These prices and rates are similar to other expensive cities in the country but more affordable than you'd think. For example, Manhattan doctors' prices are $70 less than a visit in Boston and almost $65 less than in San Francisco.
New York City goods and services prices
New York City is 33.1 percent above the national average when it comes to goods and services. This category includes all the entertainment costs you put into your monthly budget, as well as certain things you enjoy doing, but could live without.
Meeting friends at the movies? Grab a movie ticket for $17.92 before heading out to pay an average of $13.59 for a New York-style pizza with your besties.
If you're into yoga, a class costs $26.88 on average. Luckily, you can also get in your steps on the way there and back, thanks to the city's walkability.
If these prices feel high bring your estimated monthly costs down with some free fun in the New York metro area. Enjoy a long walk through Central Park or along the High Line with friends both human and canine alike. This is something you can't do in other cities and it won't cost you a single cent.
Just remember, the cost of living here is high — you're in one of the most expensive cities — and in order to save some money, cutting back on items within this category is probably the easiest thing to do.
Taxes in New York City
Looking at taxes is never a fun thing. This goes for calculating income tax, paying property taxes and even thinking about sales tax while you're shopping.

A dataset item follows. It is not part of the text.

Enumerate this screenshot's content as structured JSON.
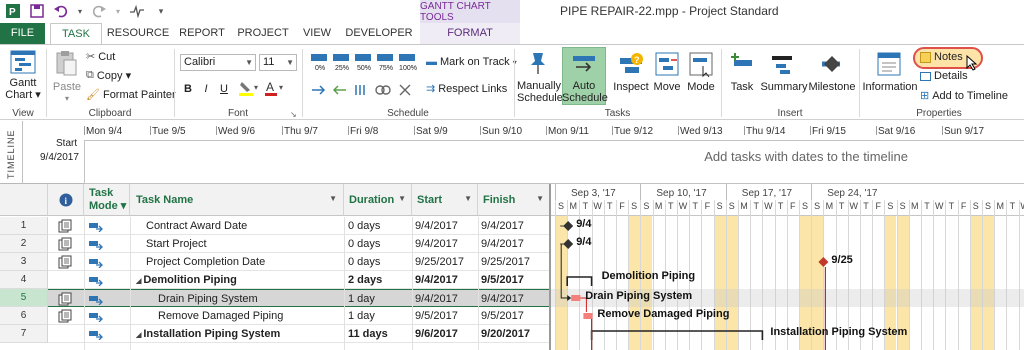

In New York state, the sales tax rate is 4 percent. Localities are able to add their own percentages, though, so in New York City itself, sales tax is 8.875 percent. This means for every $1,000 you spend shopping, you pay $88.75 in taxes alone.
Income tax gets handled a little differently in N.Y.C. The city itself has its own local income tax on top of the state tax. This isn't often how it's done, but the city rate you'll pay varies by income from 3.078 percent to 3.876 percent. This gets added to your state income tax rate which will be somewhere between 4 percent and 8.82 percent. This percentage could get high as your salary goes up.
How much do I need to earn to live in New York City?
If you follow the advice of most financial experts, you should spend around 30 percent of your salary on rent. Taking into account that an average one-bedroom in the city costs $4,908 in monthly rent, if you wanted to pay the price for living alone, you'd need to make almost $200,000 a year to spend the suggested amount on rent.
That's really not so easy to do. Even in N.Y.C., a starting salary is much lower, and the median household income in Manhattan is significantly below this estimated salary at $67,046.
To save money on housing, and give yourself more options, you can calculate your budget more exactly with our rent calculator. You should also consider bringing in a roommate (or two) and looking at living slightly outside of Manhattan where the cost of living overall is often lower.
Living in New York
From Broadway plays to picnics in Central Park and a city where you literally have everything within reach, New York City is where it's at. Every single one of these amenities balances out the high cost of living in New York and makes it worth calling such an expensive place home.
As Frank Sinatra sang, if you can make it here, you'll make it anywhere. All you have to do is figure out if you can afford it.